*YOUR GOAL*
Wherever the word "screenshot" appears in the entries, copy the whole line.

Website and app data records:

▶

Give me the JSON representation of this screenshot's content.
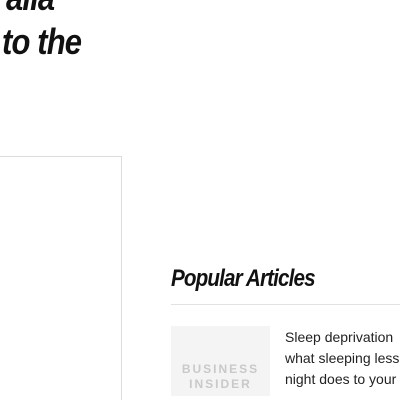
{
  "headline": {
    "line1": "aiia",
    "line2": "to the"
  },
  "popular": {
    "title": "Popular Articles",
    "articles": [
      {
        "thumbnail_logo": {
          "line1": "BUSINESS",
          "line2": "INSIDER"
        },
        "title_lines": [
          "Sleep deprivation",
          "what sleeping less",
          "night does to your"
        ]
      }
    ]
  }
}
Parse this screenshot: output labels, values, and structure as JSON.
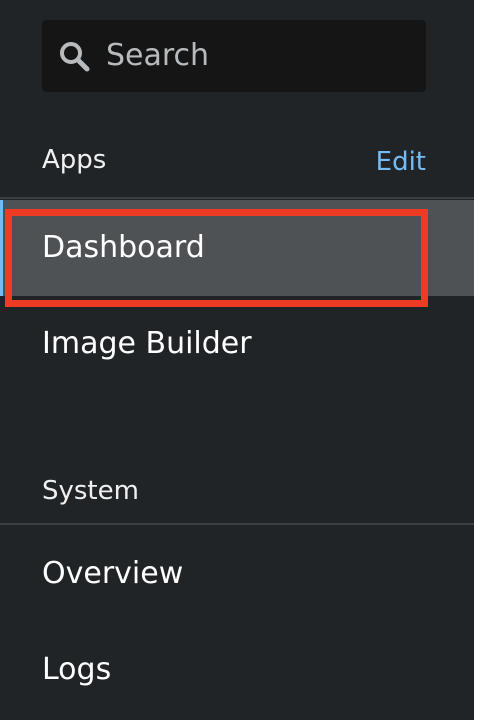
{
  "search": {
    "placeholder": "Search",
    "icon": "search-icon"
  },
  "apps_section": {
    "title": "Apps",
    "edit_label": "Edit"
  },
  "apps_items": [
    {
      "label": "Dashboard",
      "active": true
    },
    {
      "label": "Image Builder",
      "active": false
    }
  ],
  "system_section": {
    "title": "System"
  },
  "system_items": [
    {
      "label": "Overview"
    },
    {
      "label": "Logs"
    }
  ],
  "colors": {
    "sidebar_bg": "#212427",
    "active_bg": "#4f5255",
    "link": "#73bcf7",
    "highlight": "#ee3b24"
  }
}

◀
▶

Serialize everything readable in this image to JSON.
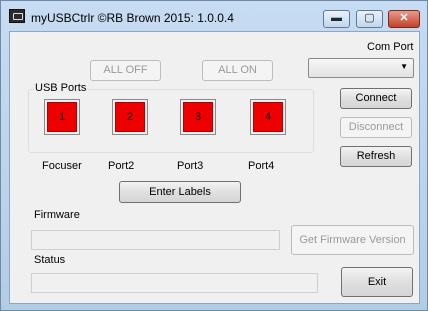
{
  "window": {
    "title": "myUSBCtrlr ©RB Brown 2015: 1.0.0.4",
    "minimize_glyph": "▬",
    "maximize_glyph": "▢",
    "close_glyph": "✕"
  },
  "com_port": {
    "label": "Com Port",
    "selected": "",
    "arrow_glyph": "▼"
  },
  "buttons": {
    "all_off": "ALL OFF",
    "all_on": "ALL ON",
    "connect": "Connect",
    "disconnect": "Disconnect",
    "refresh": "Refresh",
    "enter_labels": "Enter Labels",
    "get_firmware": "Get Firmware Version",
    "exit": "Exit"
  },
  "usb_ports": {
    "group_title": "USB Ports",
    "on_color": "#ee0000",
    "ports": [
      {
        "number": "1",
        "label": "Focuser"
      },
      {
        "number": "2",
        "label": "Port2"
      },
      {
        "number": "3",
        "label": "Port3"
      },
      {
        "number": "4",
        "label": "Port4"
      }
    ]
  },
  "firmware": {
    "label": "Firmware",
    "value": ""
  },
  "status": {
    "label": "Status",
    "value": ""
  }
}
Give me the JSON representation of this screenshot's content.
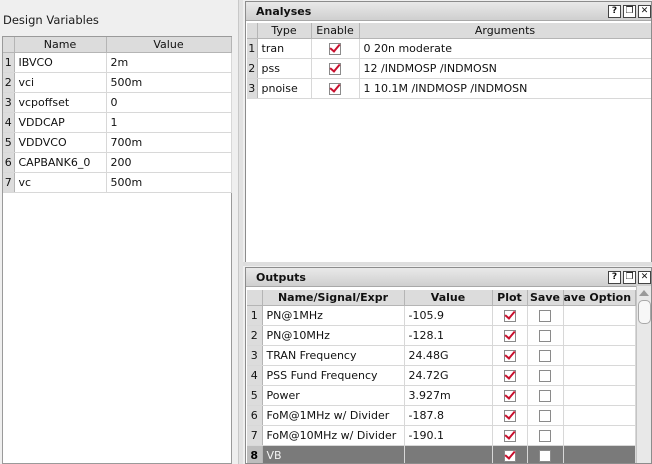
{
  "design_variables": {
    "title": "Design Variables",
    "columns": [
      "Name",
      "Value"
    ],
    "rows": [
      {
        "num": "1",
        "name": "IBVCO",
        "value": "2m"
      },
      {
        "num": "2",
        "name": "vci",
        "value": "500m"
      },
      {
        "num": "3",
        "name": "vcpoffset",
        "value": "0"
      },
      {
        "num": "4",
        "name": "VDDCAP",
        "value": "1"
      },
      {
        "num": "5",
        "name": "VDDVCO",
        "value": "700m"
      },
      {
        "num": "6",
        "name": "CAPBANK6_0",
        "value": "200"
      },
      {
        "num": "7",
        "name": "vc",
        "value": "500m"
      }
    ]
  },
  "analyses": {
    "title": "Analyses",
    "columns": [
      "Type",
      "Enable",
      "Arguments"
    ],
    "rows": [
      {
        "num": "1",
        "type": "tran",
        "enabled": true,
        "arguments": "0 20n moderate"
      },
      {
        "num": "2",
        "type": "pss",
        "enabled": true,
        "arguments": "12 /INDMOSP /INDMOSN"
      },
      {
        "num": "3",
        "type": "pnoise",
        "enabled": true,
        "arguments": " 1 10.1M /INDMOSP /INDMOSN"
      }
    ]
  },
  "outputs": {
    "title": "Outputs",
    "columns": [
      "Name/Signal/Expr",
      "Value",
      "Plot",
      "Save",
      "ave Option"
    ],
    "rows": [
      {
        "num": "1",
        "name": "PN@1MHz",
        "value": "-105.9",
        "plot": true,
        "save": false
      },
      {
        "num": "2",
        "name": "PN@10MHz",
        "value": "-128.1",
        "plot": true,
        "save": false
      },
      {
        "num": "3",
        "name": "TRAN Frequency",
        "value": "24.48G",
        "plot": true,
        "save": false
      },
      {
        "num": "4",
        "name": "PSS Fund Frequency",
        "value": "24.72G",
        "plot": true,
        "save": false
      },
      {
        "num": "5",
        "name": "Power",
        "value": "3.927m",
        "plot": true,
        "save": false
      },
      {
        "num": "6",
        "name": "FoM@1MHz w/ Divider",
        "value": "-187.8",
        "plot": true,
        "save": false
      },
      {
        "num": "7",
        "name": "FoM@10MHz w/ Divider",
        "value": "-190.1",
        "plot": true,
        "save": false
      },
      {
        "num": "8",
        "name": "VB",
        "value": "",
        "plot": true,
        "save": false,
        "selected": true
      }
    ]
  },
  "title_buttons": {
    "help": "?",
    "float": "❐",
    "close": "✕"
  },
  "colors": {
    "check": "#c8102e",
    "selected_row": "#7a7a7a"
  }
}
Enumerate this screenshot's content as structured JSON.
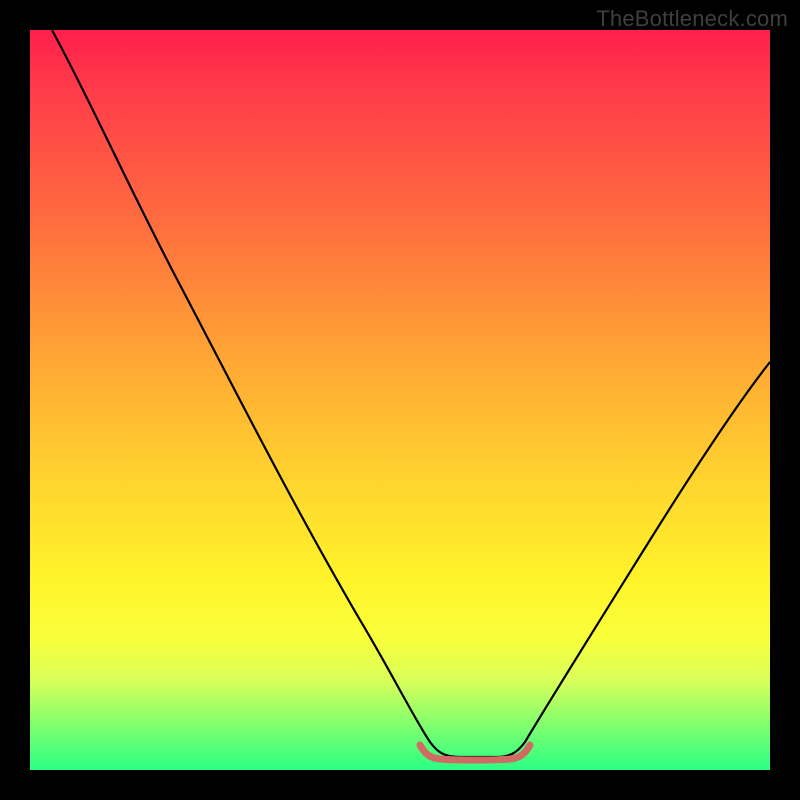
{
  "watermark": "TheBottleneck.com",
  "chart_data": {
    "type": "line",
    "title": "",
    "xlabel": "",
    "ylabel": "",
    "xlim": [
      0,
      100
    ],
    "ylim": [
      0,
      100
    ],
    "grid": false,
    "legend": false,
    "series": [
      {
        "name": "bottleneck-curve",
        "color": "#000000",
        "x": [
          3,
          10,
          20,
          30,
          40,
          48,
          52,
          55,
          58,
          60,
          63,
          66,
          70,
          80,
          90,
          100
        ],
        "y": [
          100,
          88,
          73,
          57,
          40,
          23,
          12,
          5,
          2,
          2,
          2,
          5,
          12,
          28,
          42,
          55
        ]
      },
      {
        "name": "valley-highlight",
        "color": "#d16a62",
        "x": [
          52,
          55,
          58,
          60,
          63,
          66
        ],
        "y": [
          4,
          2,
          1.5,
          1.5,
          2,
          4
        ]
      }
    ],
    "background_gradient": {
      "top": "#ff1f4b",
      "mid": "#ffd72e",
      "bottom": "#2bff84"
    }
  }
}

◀

*RESULT BELOW*
Give me the JSON representation of this screenshot's content.
Parse this screenshot: output labels, values, and structure as JSON.
Give me the JSON representation of this screenshot's content.
Enumerate this screenshot's content as structured JSON.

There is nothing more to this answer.